Exercise =>
One figure is wanted here: how many lines in the entries hold the word "true".

☆ ☆ ☆

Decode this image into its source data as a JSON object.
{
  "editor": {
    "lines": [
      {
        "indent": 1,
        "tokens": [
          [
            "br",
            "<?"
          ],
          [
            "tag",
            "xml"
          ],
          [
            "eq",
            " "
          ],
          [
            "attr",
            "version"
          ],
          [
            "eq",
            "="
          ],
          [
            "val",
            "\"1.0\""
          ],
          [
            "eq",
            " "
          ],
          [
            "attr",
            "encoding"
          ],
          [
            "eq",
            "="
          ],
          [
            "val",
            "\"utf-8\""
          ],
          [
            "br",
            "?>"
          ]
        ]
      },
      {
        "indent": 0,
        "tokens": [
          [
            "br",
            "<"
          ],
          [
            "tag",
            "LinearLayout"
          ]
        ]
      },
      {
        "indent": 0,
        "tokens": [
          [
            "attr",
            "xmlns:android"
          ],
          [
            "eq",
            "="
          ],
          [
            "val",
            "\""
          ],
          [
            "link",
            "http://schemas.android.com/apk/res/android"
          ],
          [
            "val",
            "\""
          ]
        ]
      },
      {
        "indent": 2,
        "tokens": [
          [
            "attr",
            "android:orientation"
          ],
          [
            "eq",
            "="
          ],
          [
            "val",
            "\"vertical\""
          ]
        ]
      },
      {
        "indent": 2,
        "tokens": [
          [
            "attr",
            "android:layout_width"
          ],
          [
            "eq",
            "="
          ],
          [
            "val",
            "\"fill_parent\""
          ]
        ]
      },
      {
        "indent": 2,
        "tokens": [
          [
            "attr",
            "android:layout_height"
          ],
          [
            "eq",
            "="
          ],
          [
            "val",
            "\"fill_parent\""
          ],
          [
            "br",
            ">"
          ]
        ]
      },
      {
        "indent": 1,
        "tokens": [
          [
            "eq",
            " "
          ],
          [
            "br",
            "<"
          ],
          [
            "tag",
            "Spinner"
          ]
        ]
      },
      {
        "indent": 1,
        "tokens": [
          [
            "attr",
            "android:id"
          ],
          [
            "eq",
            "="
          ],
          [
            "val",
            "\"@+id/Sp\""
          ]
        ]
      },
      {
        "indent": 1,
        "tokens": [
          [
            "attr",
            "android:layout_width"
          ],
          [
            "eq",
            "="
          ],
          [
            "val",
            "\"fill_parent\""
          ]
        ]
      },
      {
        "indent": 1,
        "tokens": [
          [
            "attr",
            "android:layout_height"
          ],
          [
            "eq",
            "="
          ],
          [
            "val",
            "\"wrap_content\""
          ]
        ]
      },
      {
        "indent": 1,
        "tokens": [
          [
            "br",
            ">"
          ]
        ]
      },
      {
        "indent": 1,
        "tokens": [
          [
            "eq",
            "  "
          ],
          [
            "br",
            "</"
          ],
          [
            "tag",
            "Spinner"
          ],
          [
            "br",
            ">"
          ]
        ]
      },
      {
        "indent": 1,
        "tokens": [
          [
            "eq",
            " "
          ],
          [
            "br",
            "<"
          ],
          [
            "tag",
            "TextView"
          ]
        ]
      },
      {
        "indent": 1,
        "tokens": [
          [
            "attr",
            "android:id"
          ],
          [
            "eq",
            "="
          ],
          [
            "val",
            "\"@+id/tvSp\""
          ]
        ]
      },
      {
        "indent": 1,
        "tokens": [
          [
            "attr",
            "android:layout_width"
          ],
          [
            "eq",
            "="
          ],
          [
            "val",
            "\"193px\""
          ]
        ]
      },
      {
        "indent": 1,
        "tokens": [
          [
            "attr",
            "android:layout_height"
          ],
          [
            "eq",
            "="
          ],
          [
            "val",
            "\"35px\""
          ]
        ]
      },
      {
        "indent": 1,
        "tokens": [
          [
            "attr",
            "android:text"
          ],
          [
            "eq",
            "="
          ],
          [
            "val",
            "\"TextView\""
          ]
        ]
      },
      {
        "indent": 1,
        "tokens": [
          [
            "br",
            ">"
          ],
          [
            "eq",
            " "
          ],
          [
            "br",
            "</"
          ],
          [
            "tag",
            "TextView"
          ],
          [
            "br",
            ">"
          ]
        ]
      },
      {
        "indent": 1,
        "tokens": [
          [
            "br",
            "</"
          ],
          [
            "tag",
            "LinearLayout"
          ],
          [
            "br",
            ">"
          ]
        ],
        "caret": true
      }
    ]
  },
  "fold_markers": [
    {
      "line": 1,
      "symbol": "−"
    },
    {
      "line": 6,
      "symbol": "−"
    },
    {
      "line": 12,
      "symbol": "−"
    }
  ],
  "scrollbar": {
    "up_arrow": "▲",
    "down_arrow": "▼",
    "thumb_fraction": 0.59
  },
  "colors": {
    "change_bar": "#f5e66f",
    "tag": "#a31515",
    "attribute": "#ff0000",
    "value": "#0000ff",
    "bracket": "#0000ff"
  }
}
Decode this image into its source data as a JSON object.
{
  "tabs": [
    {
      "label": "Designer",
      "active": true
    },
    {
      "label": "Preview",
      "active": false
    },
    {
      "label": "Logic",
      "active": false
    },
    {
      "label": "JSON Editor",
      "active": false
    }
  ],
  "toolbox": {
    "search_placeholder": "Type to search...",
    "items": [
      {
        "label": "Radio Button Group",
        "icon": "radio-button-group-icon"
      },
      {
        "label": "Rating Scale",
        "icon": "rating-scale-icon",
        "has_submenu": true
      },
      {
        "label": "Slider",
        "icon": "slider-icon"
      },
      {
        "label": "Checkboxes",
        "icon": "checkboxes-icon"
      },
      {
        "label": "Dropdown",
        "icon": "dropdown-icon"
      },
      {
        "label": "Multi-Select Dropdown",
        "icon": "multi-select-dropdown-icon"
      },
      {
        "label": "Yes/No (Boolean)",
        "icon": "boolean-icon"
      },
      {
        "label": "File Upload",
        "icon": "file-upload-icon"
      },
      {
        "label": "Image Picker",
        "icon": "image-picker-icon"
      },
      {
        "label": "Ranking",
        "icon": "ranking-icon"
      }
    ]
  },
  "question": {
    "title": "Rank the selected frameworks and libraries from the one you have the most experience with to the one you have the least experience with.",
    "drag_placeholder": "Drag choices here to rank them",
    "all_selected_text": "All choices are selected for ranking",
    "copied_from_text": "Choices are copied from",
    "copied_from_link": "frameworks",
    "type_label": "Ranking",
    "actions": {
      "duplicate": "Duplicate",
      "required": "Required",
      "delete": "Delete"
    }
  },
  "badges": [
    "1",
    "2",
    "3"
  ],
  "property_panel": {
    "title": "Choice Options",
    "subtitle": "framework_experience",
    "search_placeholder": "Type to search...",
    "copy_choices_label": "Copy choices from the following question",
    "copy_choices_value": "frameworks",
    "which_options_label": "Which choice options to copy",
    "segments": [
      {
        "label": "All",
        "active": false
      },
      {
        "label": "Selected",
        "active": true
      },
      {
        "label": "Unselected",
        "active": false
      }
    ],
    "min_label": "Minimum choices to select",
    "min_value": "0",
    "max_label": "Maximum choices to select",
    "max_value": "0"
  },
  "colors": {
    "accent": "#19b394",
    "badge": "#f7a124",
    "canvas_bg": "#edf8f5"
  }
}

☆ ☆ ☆

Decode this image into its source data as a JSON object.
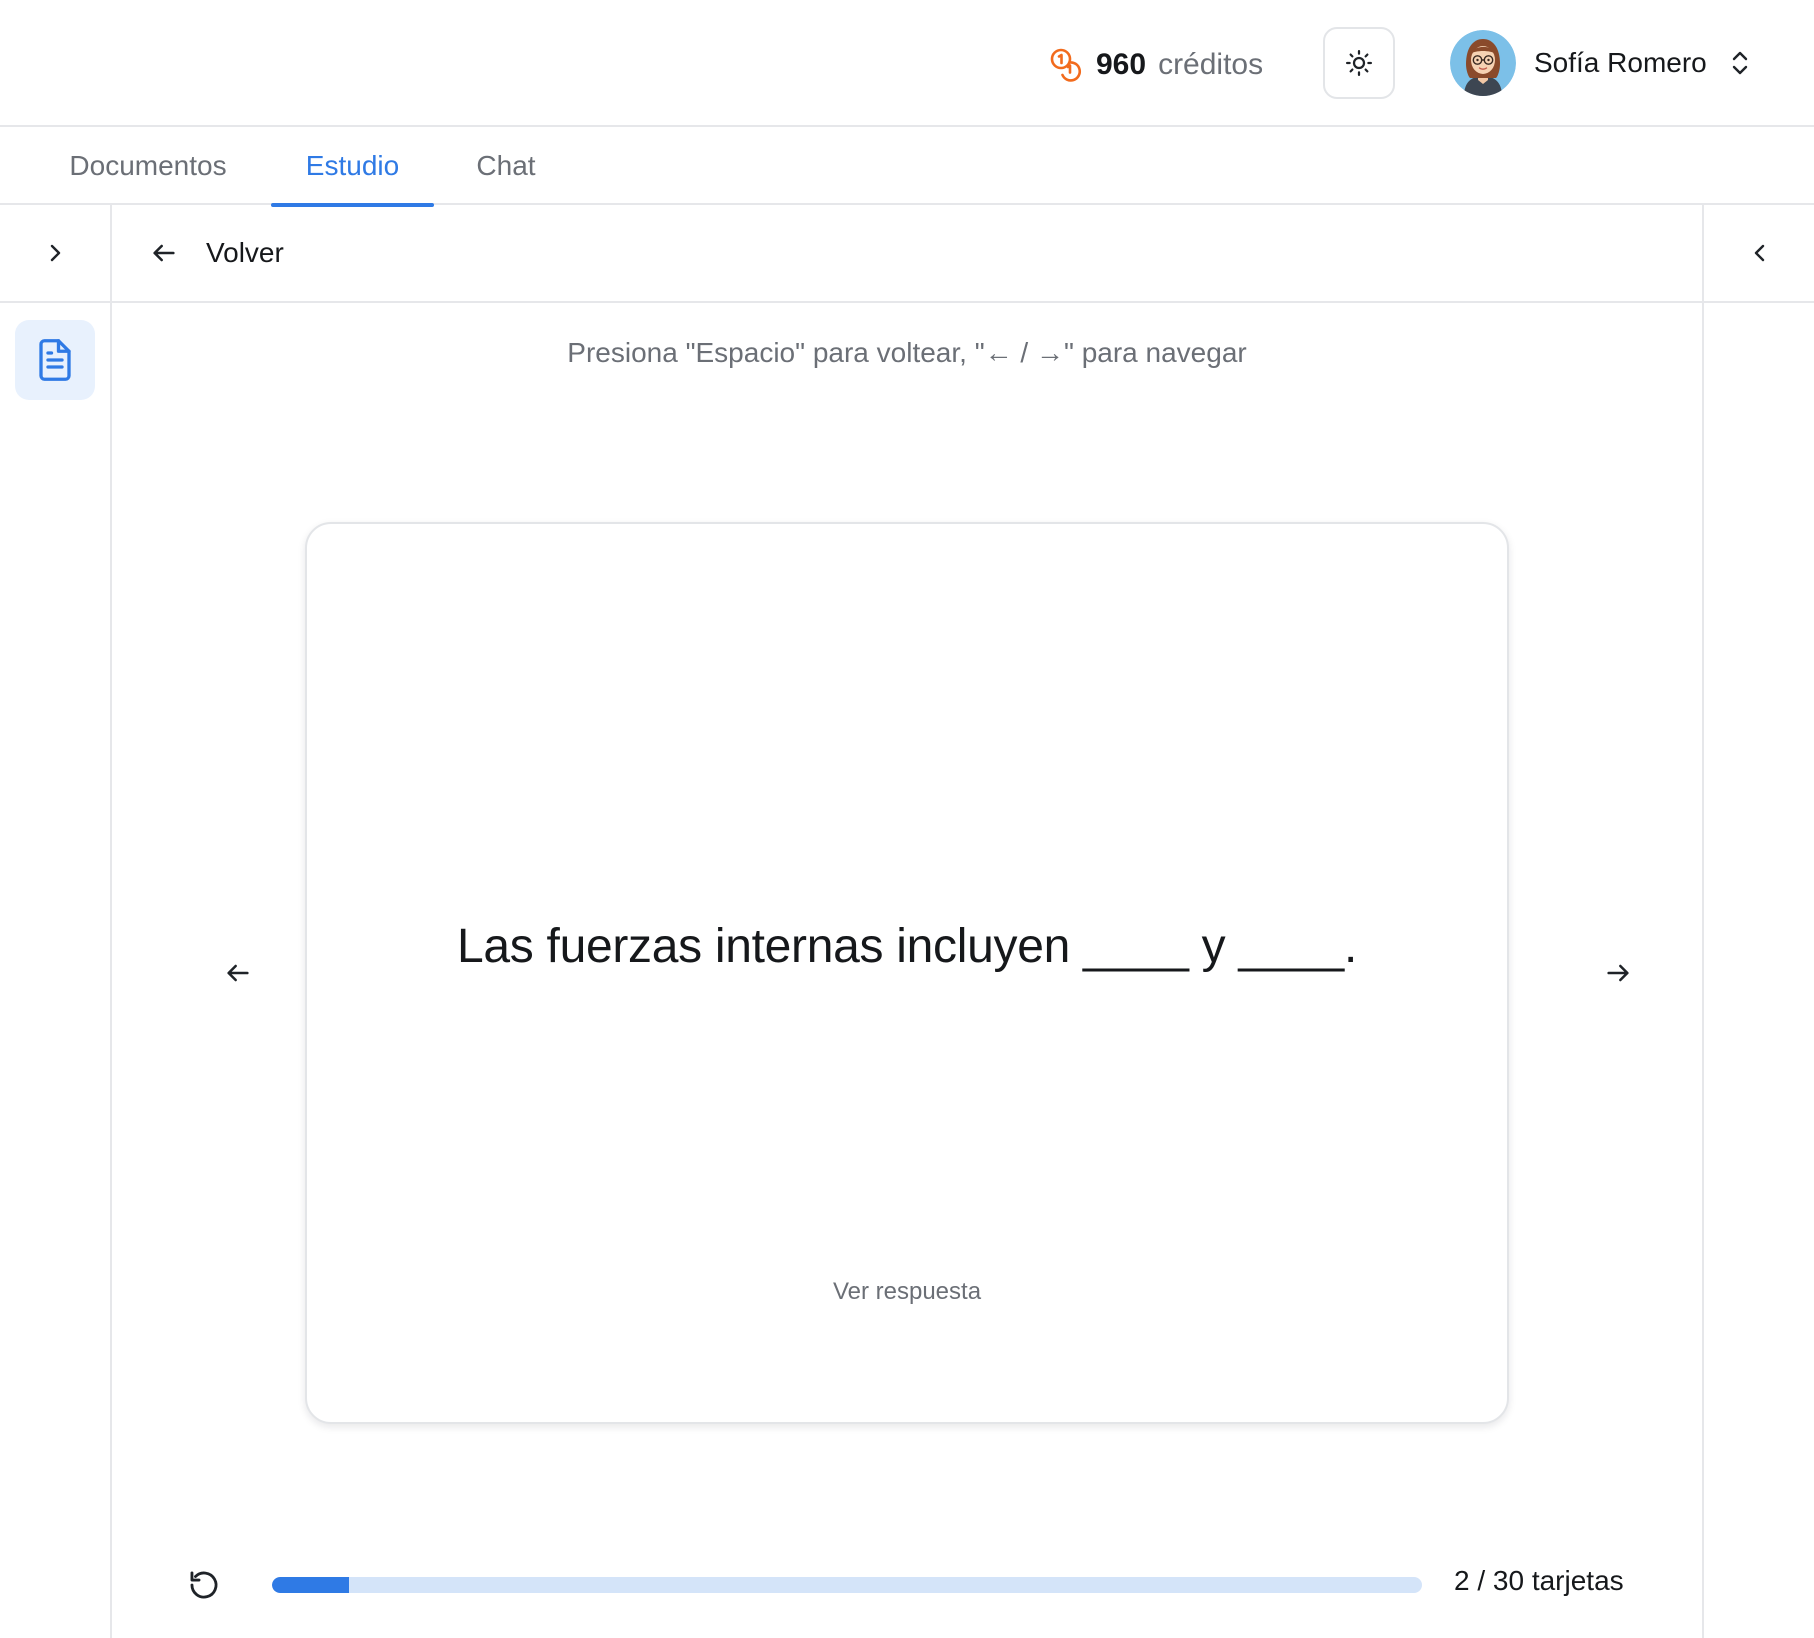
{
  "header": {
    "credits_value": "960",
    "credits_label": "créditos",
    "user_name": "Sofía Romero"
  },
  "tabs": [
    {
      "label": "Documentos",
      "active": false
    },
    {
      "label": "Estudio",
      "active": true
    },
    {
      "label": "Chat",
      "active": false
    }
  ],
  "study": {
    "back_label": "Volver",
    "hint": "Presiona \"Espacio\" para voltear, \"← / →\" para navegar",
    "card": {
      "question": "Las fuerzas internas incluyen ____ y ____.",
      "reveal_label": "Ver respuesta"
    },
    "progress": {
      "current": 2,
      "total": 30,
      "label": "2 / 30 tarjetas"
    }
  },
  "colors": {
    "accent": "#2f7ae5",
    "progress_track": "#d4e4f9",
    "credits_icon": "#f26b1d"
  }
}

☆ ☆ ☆

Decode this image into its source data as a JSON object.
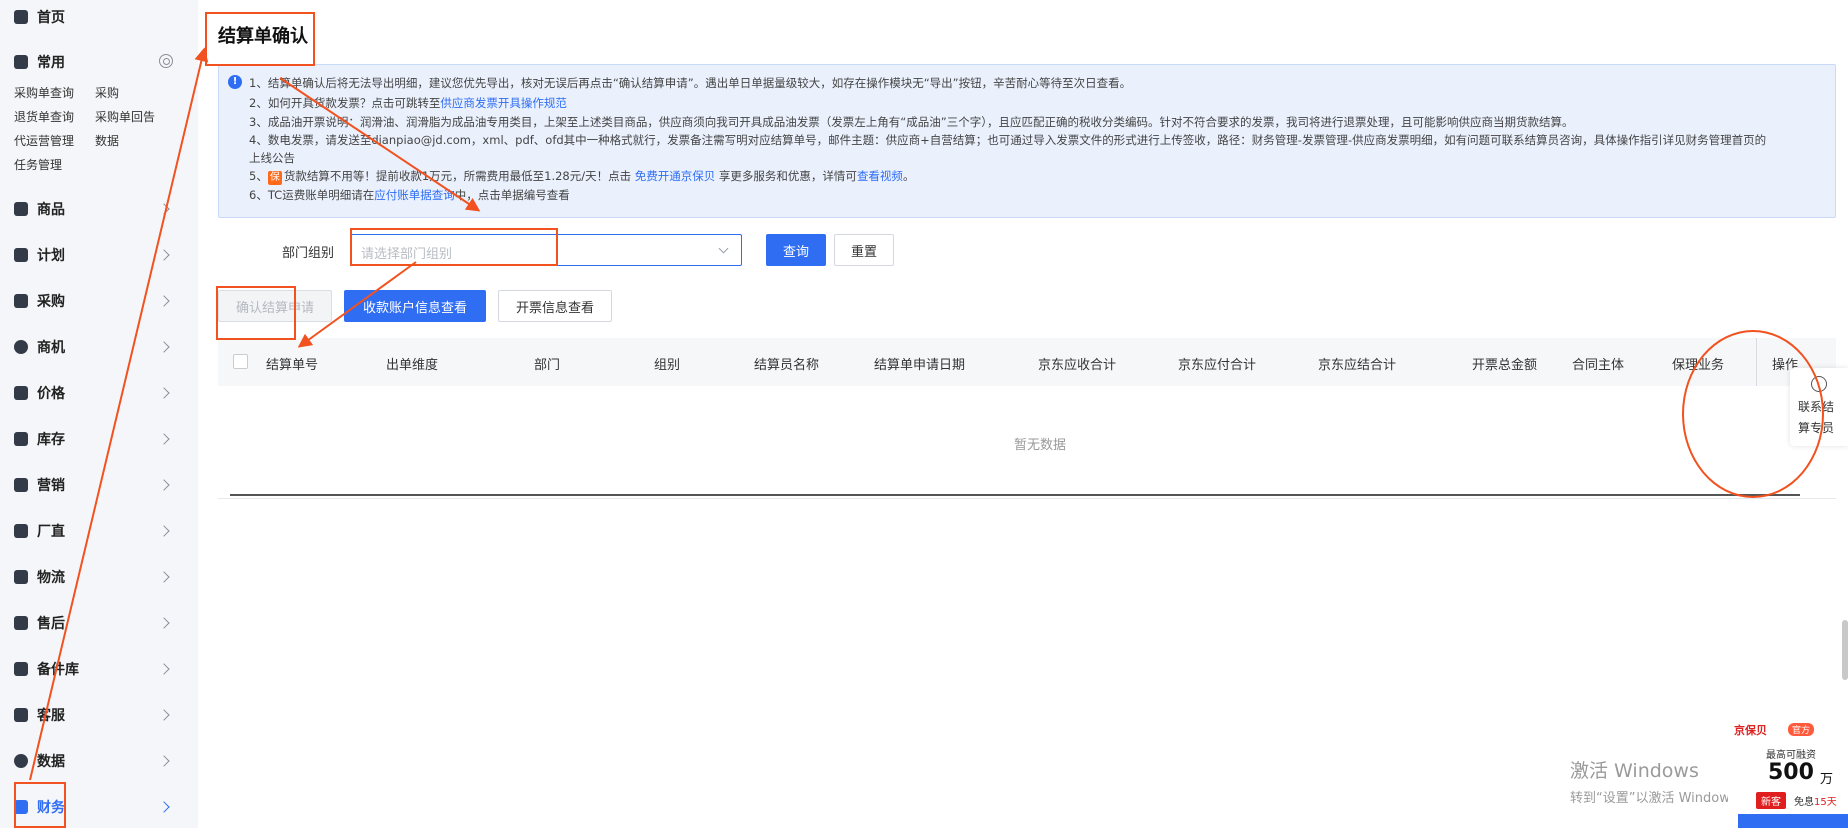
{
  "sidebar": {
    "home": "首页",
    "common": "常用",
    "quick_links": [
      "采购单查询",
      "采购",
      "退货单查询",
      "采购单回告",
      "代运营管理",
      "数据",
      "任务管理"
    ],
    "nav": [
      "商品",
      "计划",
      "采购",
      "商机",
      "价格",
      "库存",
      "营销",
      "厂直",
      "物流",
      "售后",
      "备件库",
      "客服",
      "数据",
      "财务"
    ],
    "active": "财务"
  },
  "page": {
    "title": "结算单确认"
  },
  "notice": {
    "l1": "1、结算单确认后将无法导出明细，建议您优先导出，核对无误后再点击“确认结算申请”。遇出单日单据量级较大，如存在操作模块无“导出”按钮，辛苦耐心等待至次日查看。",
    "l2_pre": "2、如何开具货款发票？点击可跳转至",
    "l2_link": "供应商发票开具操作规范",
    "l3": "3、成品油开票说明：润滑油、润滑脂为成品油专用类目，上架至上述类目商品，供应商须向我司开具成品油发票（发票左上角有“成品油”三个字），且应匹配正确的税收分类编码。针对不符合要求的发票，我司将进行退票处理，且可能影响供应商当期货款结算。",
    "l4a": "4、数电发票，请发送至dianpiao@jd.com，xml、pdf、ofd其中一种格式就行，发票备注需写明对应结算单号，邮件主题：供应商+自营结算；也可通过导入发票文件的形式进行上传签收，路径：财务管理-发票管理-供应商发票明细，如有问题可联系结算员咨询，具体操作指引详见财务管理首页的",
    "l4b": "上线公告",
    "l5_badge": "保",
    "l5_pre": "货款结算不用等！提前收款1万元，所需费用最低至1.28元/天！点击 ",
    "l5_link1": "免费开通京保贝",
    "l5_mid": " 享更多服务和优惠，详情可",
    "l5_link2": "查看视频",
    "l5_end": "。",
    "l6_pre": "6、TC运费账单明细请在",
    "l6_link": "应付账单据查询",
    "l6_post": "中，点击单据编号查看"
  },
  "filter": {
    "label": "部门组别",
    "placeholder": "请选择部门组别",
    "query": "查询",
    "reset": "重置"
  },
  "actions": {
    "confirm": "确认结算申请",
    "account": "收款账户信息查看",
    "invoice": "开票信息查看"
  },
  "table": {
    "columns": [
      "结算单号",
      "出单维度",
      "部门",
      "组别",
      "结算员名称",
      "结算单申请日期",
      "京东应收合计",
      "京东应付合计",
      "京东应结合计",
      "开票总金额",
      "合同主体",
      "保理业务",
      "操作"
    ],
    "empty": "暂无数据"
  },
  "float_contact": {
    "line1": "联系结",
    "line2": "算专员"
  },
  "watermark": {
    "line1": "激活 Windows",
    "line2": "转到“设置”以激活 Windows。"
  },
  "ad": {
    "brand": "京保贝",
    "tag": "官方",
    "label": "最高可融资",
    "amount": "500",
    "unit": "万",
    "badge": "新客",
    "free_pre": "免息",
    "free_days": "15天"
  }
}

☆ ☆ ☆

Finished task =>
5